Scan the records for the string "ident" and copy every line that holds it.

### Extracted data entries
= Beginning of Section =
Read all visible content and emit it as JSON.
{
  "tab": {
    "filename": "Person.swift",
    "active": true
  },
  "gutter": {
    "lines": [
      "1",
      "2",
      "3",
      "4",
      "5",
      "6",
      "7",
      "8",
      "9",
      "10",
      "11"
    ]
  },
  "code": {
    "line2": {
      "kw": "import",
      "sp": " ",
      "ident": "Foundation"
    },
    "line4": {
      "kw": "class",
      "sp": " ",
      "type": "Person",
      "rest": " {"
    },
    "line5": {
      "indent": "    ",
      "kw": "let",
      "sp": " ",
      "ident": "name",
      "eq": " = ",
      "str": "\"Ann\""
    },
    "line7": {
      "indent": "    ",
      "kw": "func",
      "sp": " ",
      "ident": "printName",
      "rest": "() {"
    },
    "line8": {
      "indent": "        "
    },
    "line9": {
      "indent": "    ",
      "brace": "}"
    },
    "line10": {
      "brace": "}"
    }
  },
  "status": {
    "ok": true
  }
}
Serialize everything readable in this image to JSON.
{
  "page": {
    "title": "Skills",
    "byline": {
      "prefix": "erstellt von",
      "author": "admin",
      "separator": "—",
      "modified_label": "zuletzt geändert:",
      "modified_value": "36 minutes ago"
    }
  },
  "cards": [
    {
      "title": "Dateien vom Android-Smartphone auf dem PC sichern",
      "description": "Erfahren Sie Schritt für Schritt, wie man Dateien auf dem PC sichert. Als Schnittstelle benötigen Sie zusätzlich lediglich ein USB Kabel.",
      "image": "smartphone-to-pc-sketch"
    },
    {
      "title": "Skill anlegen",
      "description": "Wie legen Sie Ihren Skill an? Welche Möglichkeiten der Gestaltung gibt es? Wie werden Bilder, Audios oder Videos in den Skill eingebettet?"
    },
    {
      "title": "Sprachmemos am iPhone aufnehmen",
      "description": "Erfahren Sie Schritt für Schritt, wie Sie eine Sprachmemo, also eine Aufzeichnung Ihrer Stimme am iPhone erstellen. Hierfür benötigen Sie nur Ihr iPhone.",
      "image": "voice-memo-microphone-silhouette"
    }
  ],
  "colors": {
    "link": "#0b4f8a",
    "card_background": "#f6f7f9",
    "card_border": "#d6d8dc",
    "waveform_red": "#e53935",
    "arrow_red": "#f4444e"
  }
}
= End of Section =
### Result for this exercise
      "ident": "Foundation"
      "ident": "name",
      "ident": "printName",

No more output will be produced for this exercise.